Problem to work on> Find the string "What" in the records. Copy every line it appears in.

====================

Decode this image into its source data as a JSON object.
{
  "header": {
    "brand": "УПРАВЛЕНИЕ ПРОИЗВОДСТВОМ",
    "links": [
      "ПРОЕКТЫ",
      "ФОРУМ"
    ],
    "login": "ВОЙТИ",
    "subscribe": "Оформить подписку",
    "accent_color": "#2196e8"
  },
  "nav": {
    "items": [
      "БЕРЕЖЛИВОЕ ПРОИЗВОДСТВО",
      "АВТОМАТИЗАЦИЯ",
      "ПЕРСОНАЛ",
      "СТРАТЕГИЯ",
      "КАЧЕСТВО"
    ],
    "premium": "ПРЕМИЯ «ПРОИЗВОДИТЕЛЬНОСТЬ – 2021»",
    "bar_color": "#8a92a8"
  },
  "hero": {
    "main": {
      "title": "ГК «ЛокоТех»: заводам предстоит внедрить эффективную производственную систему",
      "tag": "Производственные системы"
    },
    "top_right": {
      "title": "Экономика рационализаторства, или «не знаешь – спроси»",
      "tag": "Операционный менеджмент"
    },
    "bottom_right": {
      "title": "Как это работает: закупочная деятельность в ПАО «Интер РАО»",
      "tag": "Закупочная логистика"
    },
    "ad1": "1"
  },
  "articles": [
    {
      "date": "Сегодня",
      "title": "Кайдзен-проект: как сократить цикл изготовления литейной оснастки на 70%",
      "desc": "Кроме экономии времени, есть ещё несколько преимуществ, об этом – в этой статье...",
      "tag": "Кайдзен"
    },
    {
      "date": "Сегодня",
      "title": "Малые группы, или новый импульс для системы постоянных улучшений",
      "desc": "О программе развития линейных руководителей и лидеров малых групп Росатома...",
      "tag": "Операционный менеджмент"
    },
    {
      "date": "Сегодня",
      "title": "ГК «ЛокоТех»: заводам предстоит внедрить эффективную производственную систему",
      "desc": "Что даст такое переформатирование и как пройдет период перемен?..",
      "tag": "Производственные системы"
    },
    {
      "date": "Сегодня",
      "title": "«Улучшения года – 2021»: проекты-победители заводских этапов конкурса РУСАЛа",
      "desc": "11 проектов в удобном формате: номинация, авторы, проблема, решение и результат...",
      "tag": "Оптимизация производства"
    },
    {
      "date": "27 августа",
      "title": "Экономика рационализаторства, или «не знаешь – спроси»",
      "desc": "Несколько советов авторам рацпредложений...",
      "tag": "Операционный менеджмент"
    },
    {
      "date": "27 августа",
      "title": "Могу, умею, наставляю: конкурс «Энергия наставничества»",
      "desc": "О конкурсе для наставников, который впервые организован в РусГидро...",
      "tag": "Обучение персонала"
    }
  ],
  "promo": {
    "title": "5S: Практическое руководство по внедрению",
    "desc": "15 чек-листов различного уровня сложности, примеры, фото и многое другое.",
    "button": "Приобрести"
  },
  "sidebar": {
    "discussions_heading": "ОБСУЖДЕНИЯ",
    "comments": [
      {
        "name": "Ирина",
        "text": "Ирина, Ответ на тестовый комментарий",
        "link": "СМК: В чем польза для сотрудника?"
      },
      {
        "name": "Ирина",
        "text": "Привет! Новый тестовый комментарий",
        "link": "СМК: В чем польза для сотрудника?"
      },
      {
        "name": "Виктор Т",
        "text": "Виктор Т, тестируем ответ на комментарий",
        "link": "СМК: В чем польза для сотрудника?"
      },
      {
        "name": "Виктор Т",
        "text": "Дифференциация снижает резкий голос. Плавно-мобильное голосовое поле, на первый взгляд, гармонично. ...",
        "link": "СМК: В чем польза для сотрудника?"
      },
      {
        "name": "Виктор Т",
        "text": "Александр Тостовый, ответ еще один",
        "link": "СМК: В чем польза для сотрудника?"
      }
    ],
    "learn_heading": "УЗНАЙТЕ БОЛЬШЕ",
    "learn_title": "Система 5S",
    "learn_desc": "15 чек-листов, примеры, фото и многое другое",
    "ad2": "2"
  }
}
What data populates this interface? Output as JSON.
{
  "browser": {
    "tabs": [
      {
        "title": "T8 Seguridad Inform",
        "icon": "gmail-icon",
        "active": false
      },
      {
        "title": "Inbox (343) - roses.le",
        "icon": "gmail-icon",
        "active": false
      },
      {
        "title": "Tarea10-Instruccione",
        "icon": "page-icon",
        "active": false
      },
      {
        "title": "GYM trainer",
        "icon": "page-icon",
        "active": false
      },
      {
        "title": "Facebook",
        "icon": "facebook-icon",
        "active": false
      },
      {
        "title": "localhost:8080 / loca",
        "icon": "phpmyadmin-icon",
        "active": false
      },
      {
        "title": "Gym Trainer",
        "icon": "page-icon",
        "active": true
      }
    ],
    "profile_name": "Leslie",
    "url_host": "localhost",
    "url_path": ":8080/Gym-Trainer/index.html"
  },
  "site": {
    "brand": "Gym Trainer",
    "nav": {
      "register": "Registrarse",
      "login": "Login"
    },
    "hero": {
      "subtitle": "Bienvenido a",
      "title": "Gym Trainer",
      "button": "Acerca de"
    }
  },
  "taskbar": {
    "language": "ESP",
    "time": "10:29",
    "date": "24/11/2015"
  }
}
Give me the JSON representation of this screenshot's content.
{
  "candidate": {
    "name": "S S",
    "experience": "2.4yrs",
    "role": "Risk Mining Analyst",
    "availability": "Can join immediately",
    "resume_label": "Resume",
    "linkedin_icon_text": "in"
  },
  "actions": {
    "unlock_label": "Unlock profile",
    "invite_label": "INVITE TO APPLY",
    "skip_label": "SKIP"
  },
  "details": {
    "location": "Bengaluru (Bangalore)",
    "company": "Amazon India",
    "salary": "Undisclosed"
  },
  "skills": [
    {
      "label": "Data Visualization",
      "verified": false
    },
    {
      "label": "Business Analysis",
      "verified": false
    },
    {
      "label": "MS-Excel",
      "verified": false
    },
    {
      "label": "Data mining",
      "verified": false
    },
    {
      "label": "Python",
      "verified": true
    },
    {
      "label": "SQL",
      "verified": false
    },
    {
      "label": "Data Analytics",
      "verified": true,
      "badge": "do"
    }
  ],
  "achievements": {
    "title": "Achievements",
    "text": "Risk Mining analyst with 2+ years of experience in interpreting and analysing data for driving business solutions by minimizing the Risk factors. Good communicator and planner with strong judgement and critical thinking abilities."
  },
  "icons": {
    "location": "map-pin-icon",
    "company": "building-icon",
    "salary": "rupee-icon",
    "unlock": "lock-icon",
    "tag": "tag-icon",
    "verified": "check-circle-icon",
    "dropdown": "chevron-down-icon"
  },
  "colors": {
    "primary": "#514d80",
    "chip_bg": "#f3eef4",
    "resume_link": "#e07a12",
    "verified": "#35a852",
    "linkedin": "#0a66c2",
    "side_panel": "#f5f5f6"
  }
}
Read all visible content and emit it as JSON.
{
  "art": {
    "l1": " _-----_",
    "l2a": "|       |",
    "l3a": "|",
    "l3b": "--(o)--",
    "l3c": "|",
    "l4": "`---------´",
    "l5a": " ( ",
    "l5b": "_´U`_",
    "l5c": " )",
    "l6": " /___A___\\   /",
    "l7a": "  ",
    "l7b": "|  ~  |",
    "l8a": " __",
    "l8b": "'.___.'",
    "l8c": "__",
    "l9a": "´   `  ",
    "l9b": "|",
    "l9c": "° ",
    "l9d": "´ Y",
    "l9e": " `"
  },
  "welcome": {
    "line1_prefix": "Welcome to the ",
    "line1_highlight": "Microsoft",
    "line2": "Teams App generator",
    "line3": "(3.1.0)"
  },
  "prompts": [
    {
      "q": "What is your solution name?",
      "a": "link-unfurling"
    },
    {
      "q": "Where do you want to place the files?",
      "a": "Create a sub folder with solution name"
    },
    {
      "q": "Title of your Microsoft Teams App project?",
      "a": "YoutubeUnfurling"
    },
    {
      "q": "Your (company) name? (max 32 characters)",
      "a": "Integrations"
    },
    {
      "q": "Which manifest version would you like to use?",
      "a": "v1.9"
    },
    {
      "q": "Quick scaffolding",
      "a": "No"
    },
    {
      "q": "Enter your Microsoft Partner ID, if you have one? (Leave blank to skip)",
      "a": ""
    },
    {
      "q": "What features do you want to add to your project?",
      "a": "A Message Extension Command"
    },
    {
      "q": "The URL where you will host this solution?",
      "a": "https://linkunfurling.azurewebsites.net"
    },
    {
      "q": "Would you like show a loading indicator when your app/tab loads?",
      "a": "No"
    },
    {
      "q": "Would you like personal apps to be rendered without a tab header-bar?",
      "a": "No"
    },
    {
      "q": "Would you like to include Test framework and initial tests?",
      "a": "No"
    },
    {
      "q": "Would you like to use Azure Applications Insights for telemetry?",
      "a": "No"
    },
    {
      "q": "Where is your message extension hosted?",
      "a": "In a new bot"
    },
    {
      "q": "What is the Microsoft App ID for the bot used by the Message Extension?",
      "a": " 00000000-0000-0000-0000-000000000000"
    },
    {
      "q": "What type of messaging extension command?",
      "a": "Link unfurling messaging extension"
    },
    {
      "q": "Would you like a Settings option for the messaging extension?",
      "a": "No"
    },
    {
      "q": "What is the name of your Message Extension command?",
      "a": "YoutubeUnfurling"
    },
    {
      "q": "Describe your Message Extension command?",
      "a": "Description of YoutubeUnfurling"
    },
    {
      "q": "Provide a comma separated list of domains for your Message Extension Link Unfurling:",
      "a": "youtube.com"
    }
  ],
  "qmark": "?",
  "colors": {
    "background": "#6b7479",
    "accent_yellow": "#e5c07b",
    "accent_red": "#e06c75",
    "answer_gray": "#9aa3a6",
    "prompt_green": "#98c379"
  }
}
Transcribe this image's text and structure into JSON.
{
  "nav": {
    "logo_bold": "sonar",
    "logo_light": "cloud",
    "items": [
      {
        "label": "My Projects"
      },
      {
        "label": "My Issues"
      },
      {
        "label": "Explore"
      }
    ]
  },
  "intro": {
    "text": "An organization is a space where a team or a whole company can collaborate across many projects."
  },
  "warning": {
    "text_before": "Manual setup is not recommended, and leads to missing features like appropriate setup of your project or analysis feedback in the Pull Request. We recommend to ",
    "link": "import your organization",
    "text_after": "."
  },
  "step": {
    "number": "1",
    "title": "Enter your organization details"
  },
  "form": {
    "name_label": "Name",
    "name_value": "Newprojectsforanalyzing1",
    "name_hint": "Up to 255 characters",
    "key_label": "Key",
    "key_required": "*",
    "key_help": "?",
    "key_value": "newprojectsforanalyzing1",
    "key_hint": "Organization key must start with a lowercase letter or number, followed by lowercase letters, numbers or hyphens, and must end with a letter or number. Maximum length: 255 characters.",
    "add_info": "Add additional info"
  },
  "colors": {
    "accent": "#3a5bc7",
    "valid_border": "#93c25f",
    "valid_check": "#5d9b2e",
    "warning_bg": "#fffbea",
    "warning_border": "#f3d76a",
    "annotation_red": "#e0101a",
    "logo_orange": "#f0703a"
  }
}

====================

Answer to this task>
What data populates this interface? Output as JSON.
      "q": "What is your solution name?",
      "q": "What features do you want to add to your project?",
      "q": "What is the Microsoft App ID for the bot used by the Message Extension?",
      "q": "What type of messaging extension command?",
      "q": "What is the name of your Message Extension command?",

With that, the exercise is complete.